Get to know Amram Altzman, a GS/JTS activist for LGBTQ and LGBTQ-Jewish issues. He discusses Sweetgreen, Butler, and the Morningside Heights bubble below.
Name: Amram Altzman; GS/JTS; Sociology and Jewish history; Brooklyn, NY
Claim to fame: I’m just a run-of-the-mill bougie li’l socialist trying to make my way in this world. I helped start JQ, the LGBTQ-Jewish student group on campus, and the first group specifically for LGBTQ students of faith on campus. I also spent three years as a contributor for New Voices, an online independent magazine by and for Jewish college students. I was that weird New York kid who never got a driver’s license, so I had to use my passport to get into Mel’s on my 21st birthday. I’ve also done car commercials. In Japan.
Where are you going? I’m taking the summer off to learn how to ~adult~ before starting work for an organization called Keshet at the end of August, where I’ll be their Youth Program Associate, working to create spaces for LGBTQ-identified Jewish teens around the country.
What are 3 things you learned at Columbia and would like to share with the Class of 2021?
- You can make salads for yourself, but Sweetgreen is always going to be more convenient. That’s just, like, the rules of capitalism.
- Butler smells. It’s not worth it. Go study somewhere else. Literally anywhere else. Morningside Heights, Harlem, and the Upper West Side are filled with coffee shops, libraries, courtyards, bars, sketchy restaurants, parks, roofs, and so many other surfaces where you can sit and study, and there’s no reason to ever enter Butler unless you need to check out a book from there.
- You will contradict yourself. Life is messy, and your opinions, belief systems, family, and friend groups might not always align perfectly with each other, and that’s okay. There are times to be idealistic — and there are times when you need to make tough decisions to protect those ideals — but there will also be times when you make the decision to put your own opinions aside for the people you care about. Learning to navigate life amidst contradictions is one of the hardest things that I’ve had to learn in college, and it’s not something that you can learn in the classroom (although reading about late capitalism did really help).
“Back in my day…” we ~settled~ debates about Israel/Palestine the old-fashioned way: by setting up competing campaigns across College Walk. We didn’t rent out planes or any of that other fancy stuff.

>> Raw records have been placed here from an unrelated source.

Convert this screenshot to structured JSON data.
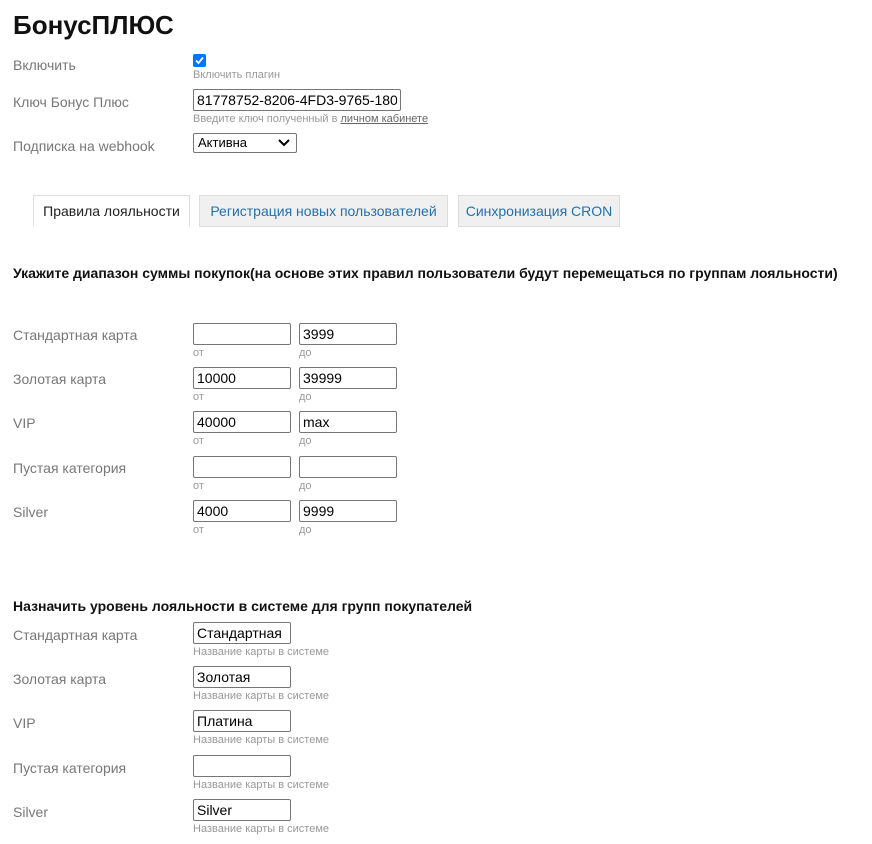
{
  "title": "БонусПЛЮС",
  "settings": {
    "enable_label": "Включить",
    "enable_hint": "Включить плагин",
    "enable_checked": true,
    "key_label": "Ключ Бонус Плюс",
    "key_value": "81778752-8206-4FD3-9765-180",
    "key_hint": "Введите ключ полученный в",
    "key_hint_link": "личном кабинете",
    "webhook_label": "Подписка на webhook",
    "webhook_value": "Активна"
  },
  "tabs": [
    {
      "label": "Правила лояльности",
      "active": true
    },
    {
      "label": "Регистрация новых пользователей",
      "active": false
    },
    {
      "label": "Синхронизация CRON",
      "active": false
    }
  ],
  "ranges": {
    "heading": "Укажите диапазон суммы покупок(на основе этих правил пользователи будут перемещаться по группам лояльности)",
    "from_hint": "от",
    "to_hint": "до",
    "rows": [
      {
        "label": "Стандартная карта",
        "from": "",
        "to": "3999"
      },
      {
        "label": "Золотая карта",
        "from": "10000",
        "to": "39999"
      },
      {
        "label": "VIP",
        "from": "40000",
        "to": "max"
      },
      {
        "label": "Пустая категория",
        "from": "",
        "to": ""
      },
      {
        "label": "Silver",
        "from": "4000",
        "to": "9999"
      }
    ]
  },
  "levels": {
    "heading": "Назначить уровень лояльности в системе для групп покупателей",
    "hint": "Название карты в системе",
    "rows": [
      {
        "label": "Стандартная карта",
        "value": "Стандартная"
      },
      {
        "label": "Золотая карта",
        "value": "Золотая"
      },
      {
        "label": "VIP",
        "value": "Платина"
      },
      {
        "label": "Пустая категория",
        "value": ""
      },
      {
        "label": "Silver",
        "value": "Silver"
      }
    ]
  }
}
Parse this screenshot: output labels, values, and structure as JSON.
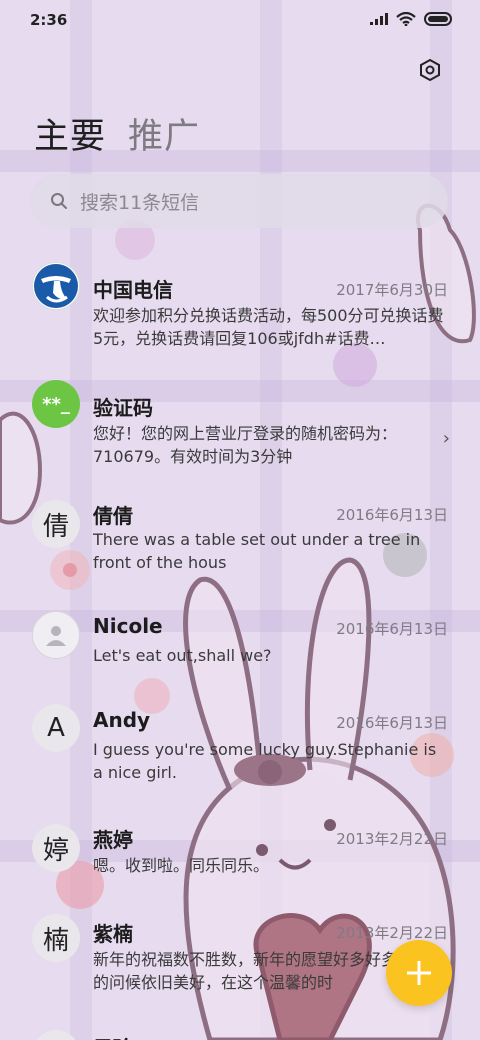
{
  "status_bar": {
    "time": "2:36"
  },
  "tabs": [
    {
      "label": "主要",
      "active": true
    },
    {
      "label": "推广",
      "active": false
    }
  ],
  "search": {
    "placeholder": "搜索11条短信"
  },
  "messages": [
    {
      "name": "中国电信",
      "date": "2017年6月30日",
      "preview": "欢迎参加积分兑换话费活动，每500分可兑换话费5元，兑换话费请回复106或jfdh#话费…",
      "avatar_type": "telecom-logo-icon"
    },
    {
      "name": "验证码",
      "date": "",
      "preview": "您好！您的网上营业厅登录的随机密码为：710679。有效时间为3分钟",
      "avatar_type": "verification-code-icon",
      "avatar_text": "**_"
    },
    {
      "name": "倩倩",
      "date": "2016年6月13日",
      "preview": "There was a table set out under a tree in front of the hous",
      "avatar_text": "倩"
    },
    {
      "name": "Nicole",
      "date": "2016年6月13日",
      "preview": "Let's eat out,shall we?",
      "avatar_type": "person-icon"
    },
    {
      "name": "Andy",
      "date": "2016年6月13日",
      "preview": "I guess you're some lucky guy.Stephanie is a nice girl.",
      "avatar_text": "A"
    },
    {
      "name": "燕婷",
      "date": "2013年2月22日",
      "preview": "嗯。收到啦。同乐同乐。",
      "avatar_text": "婷"
    },
    {
      "name": "紫楠",
      "date": "2013年2月22日",
      "preview": "新年的祝福数不胜数，新年的愿望好多好多，新年的问候依旧美好，在这个温馨的时",
      "avatar_text": "楠"
    },
    {
      "name": "子玲",
      "date": "",
      "preview": "",
      "avatar_text": ""
    }
  ],
  "colors": {
    "accent_fab": "#fbc320",
    "verification_avatar": "#6cc644",
    "telecom_blue": "#1a5aa8"
  }
}
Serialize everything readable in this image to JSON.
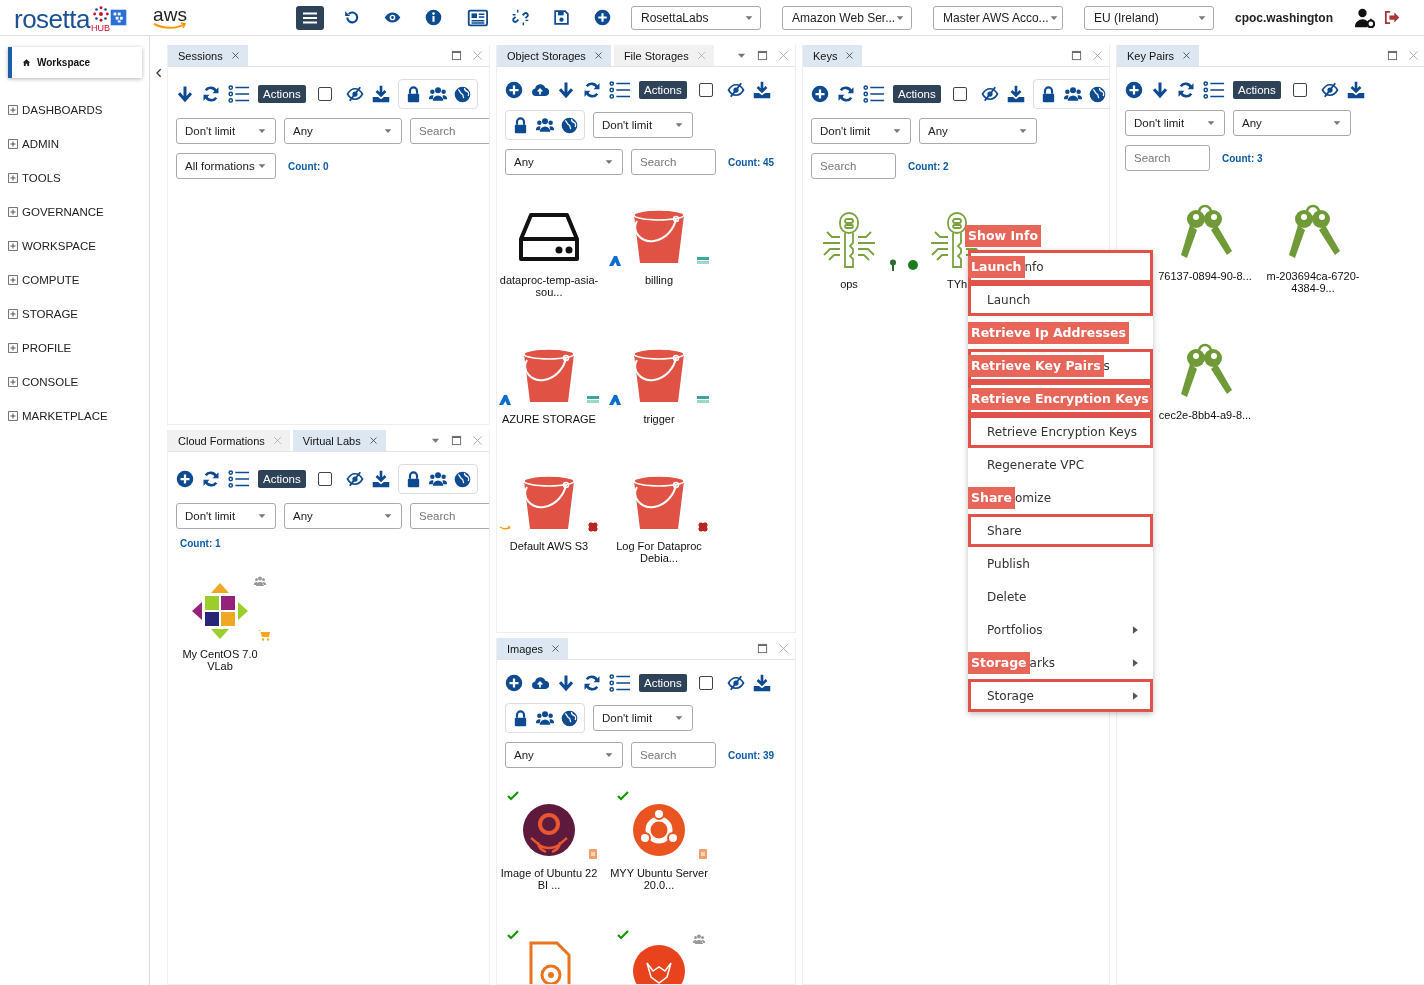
{
  "topbar": {
    "logo": "rosetta",
    "logo_sub": "HUB",
    "aws_logo": "aws",
    "selects": [
      "RosettaLabs",
      "Amazon Web Ser...",
      "Master AWS Acco...",
      "EU (Ireland)"
    ],
    "user": "cpoc.washington"
  },
  "sidebar": {
    "tab": "Workspace",
    "items": [
      {
        "label": "DASHBOARDS",
        "expanded": false
      },
      {
        "label": "ADMIN",
        "expanded": false
      },
      {
        "label": "TOOLS",
        "expanded": false
      },
      {
        "label": "GOVERNANCE",
        "expanded": false
      },
      {
        "label": "WORKSPACE",
        "expanded": false
      },
      {
        "label": "COMPUTE",
        "expanded": false
      },
      {
        "label": "STORAGE",
        "expanded": false
      },
      {
        "label": "PROFILE",
        "expanded": false
      },
      {
        "label": "CONSOLE",
        "expanded": false
      },
      {
        "label": "MARKETPLACE",
        "expanded": false
      }
    ]
  },
  "columns": [
    [
      {
        "tabs": [
          {
            "label": "Sessions",
            "selected": true
          }
        ],
        "tab_menu": false,
        "rows": [
          [
            {
              "kind": "import"
            },
            {
              "kind": "refresh"
            },
            {
              "kind": "list"
            },
            {
              "kind": "actions",
              "label": "Actions"
            },
            {
              "kind": "checkbox",
              "checked": false
            },
            {
              "kind": "visibility"
            },
            {
              "kind": "download"
            },
            {
              "kind": "access"
            }
          ],
          [
            {
              "kind": "select",
              "value": "Don't limit"
            },
            {
              "kind": "select",
              "value": "Any"
            },
            {
              "kind": "search",
              "placeholder": "Search"
            }
          ],
          [
            {
              "kind": "select",
              "value": "All formations"
            },
            {
              "kind": "count",
              "text": "Count: 0"
            }
          ]
        ]
      },
      {
        "tabs": [
          {
            "label": "Cloud Formations",
            "selected": false
          },
          {
            "label": "Virtual Labs",
            "selected": true
          }
        ],
        "tab_menu": true,
        "rows": [
          [
            {
              "kind": "add"
            },
            {
              "kind": "refresh"
            },
            {
              "kind": "list"
            },
            {
              "kind": "actions",
              "label": "Actions"
            },
            {
              "kind": "checkbox",
              "checked": false
            },
            {
              "kind": "visibility"
            },
            {
              "kind": "download"
            },
            {
              "kind": "access"
            }
          ],
          [
            {
              "kind": "select",
              "value": "Don't limit"
            },
            {
              "kind": "select",
              "value": "Any"
            },
            {
              "kind": "search",
              "placeholder": "Search"
            }
          ],
          [
            {
              "kind": "count",
              "text": "Count: 1"
            }
          ]
        ],
        "items": [
          {
            "label": "My CentOS 7.0 VLab",
            "kind": "pinwheel",
            "badges": [
              {
                "kind": "group"
              },
              {
                "kind": "cart"
              }
            ]
          }
        ]
      }
    ],
    [
      {
        "tabs": [
          {
            "label": "Object Storages",
            "selected": true
          },
          {
            "label": "File Storages",
            "selected": false
          }
        ],
        "tab_menu": true,
        "rows": [
          [
            {
              "kind": "add"
            },
            {
              "kind": "upload"
            },
            {
              "kind": "import"
            },
            {
              "kind": "refresh"
            },
            {
              "kind": "list"
            },
            {
              "kind": "actions",
              "label": "Actions"
            },
            {
              "kind": "checkbox",
              "checked": false
            },
            {
              "kind": "visibility"
            },
            {
              "kind": "download"
            }
          ],
          [
            {
              "kind": "access"
            },
            {
              "kind": "select",
              "value": "Don't limit"
            }
          ],
          [
            {
              "kind": "select",
              "value": "Any"
            },
            {
              "kind": "search",
              "placeholder": "Search"
            },
            {
              "kind": "count",
              "text": "Count: 45"
            }
          ]
        ],
        "items": [
          {
            "label": "dataproc-temp-asia-sou...",
            "kind": "drive"
          },
          {
            "label": "billing",
            "kind": "bucket",
            "badges": [
              {
                "kind": "azure"
              },
              {
                "kind": "storage"
              }
            ]
          },
          {
            "label": "AZURE STORAGE",
            "kind": "bucket",
            "badges": [
              {
                "kind": "azure"
              },
              {
                "kind": "storage"
              }
            ]
          },
          {
            "label": "trigger",
            "kind": "bucket",
            "badges": [
              {
                "kind": "azure"
              },
              {
                "kind": "storage"
              }
            ]
          },
          {
            "label": "Default AWS S3",
            "kind": "bucket",
            "badges": [
              {
                "kind": "aws"
              },
              {
                "kind": "chip"
              }
            ]
          },
          {
            "label": "Log For Dataproc Debia...",
            "kind": "bucket",
            "badges": [
              {
                "kind": "chip"
              }
            ]
          }
        ]
      },
      {
        "tabs": [
          {
            "label": "Images",
            "selected": true
          }
        ],
        "tab_menu": false,
        "rows": [
          [
            {
              "kind": "add"
            },
            {
              "kind": "upload"
            },
            {
              "kind": "import"
            },
            {
              "kind": "refresh"
            },
            {
              "kind": "list"
            },
            {
              "kind": "actions",
              "label": "Actions"
            },
            {
              "kind": "checkbox",
              "checked": false
            },
            {
              "kind": "visibility"
            },
            {
              "kind": "download"
            }
          ],
          [
            {
              "kind": "access"
            },
            {
              "kind": "select",
              "value": "Don't limit"
            }
          ],
          [
            {
              "kind": "select",
              "value": "Any"
            },
            {
              "kind": "search",
              "placeholder": "Search"
            },
            {
              "kind": "count",
              "text": "Count: 39"
            }
          ]
        ],
        "items": [
          {
            "label": "Image of Ubuntu 22 BI ...",
            "kind": "jellyfish",
            "badges": [
              {
                "kind": "check"
              },
              {
                "kind": "package"
              }
            ]
          },
          {
            "label": "MYY Ubuntu Server 20.0...",
            "kind": "ring",
            "badges": [
              {
                "kind": "check"
              },
              {
                "kind": "package"
              }
            ]
          },
          {
            "kind": "docgear",
            "badges": [
              {
                "kind": "check"
              }
            ]
          },
          {
            "kind": "fox",
            "badges": [
              {
                "kind": "check"
              },
              {
                "kind": "group"
              }
            ]
          }
        ]
      }
    ],
    [
      {
        "tabs": [
          {
            "label": "Keys",
            "selected": true
          }
        ],
        "tab_menu": false,
        "rows": [
          [
            {
              "kind": "add"
            },
            {
              "kind": "refresh"
            },
            {
              "kind": "list"
            },
            {
              "kind": "actions",
              "label": "Actions"
            },
            {
              "kind": "checkbox",
              "checked": false
            },
            {
              "kind": "visibility"
            },
            {
              "kind": "download"
            },
            {
              "kind": "access"
            }
          ],
          [
            {
              "kind": "select",
              "value": "Don't limit"
            },
            {
              "kind": "select",
              "value": "Any"
            }
          ],
          [
            {
              "kind": "search",
              "placeholder": "Search"
            },
            {
              "kind": "count",
              "text": "Count: 2"
            }
          ]
        ],
        "items": [
          {
            "label": "ops",
            "kind": "circuitkey",
            "badges": [
              {
                "kind": "key"
              }
            ]
          },
          {
            "label": "TYh",
            "kind": "circuitkey",
            "badges": [
              {
                "kind": "dot"
              }
            ]
          }
        ]
      }
    ],
    [
      {
        "tabs": [
          {
            "label": "Key Pairs",
            "selected": true
          }
        ],
        "tab_menu": false,
        "rows": [
          [
            {
              "kind": "add"
            },
            {
              "kind": "import"
            },
            {
              "kind": "refresh"
            },
            {
              "kind": "list"
            },
            {
              "kind": "actions",
              "label": "Actions"
            },
            {
              "kind": "checkbox",
              "checked": false
            },
            {
              "kind": "visibility"
            },
            {
              "kind": "download"
            }
          ],
          [
            {
              "kind": "select",
              "value": "Don't limit"
            },
            {
              "kind": "select",
              "value": "Any"
            }
          ],
          [
            {
              "kind": "search",
              "placeholder": "Search"
            },
            {
              "kind": "count",
              "text": "Count: 3"
            }
          ]
        ],
        "items": [
          {
            "label": "76137-0894-90-8...",
            "kind": "keys"
          },
          {
            "label": "m-203694ca-6720-4384-9...",
            "kind": "keys"
          },
          {
            "label": "cec2e-8bb4-a9-8...",
            "kind": "keys"
          }
        ]
      }
    ]
  ],
  "context_menu": {
    "items": [
      {
        "label": "nfo",
        "highlighted": true,
        "tag": "Show Info",
        "submenu": false
      },
      {
        "label": "Launch",
        "highlighted": true,
        "tag": "Launch",
        "submenu": false
      },
      {
        "highlighted": false,
        "submenu": false
      },
      {
        "label": "s",
        "highlighted": true,
        "tag": "Retrieve Ip Addresses",
        "submenu": false
      },
      {
        "highlighted": true,
        "tag": "Retrieve Key Pairs",
        "submenu": false
      },
      {
        "label": "Retrieve Encryption Keys",
        "highlighted": true,
        "tag": "Retrieve Encryption Keys",
        "submenu": false
      },
      {
        "label": "Regenerate VPC",
        "highlighted": false,
        "submenu": false
      },
      {
        "label": "omize",
        "highlighted": false,
        "submenu": false
      },
      {
        "label": "Share",
        "highlighted": true,
        "tag": "Share",
        "submenu": false
      },
      {
        "label": "Publish",
        "highlighted": false,
        "submenu": false
      },
      {
        "label": "Delete",
        "highlighted": false,
        "submenu": false
      },
      {
        "label": "Portfolios",
        "highlighted": false,
        "submenu": true
      },
      {
        "label": "arks",
        "highlighted": false,
        "submenu": true
      },
      {
        "label": "Storage",
        "highlighted": true,
        "tag": "Storage",
        "submenu": true
      }
    ]
  }
}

Justify your existence in 30 words or fewer. My friends all call me Momram because I bribed them for their friendship with cookies. It worked.
What was your favorite class at Columbia? It would be a tie between Professor Elizabeth Bernstein’s Sociology of the Body class, and Professor Tey Meadow’s Queer Practice class. Both of which pushed me way beyond my comfort zone, and both of which are classes and discussions that I still think about constantly.
Would you rather give up oral sex or cheese? Whelp, Sweetgreen only currently sells one of those things, and I need to eat during finals somehow…
One thing to do before graduating: Leave Morningside Heights occasionally. It’s surprisingly difficult to do. I know this, because I spent most of my last semester of college never going south of 120th Street and spending time on campus.
Any regrets? Loads. I didn’t push myself as much as I’d wanted to. I never auditioned for Orchesis. I only went to Senior Night once (Oops. I did have a beer on my thesis writing nights though. Maybe bigger oops.). I didn’t spend enough time actually on campus, and I didn’t spend enough time leaving my dorm to explore the parts of the city that I’d never seen before. At the end of the day, though, I’m really sure I’m leaving Columbia with too many complaints; I’ll probably just come crawling back because I can’t ever leave Sweetgreen.
Missing having cats around via Amram Altzman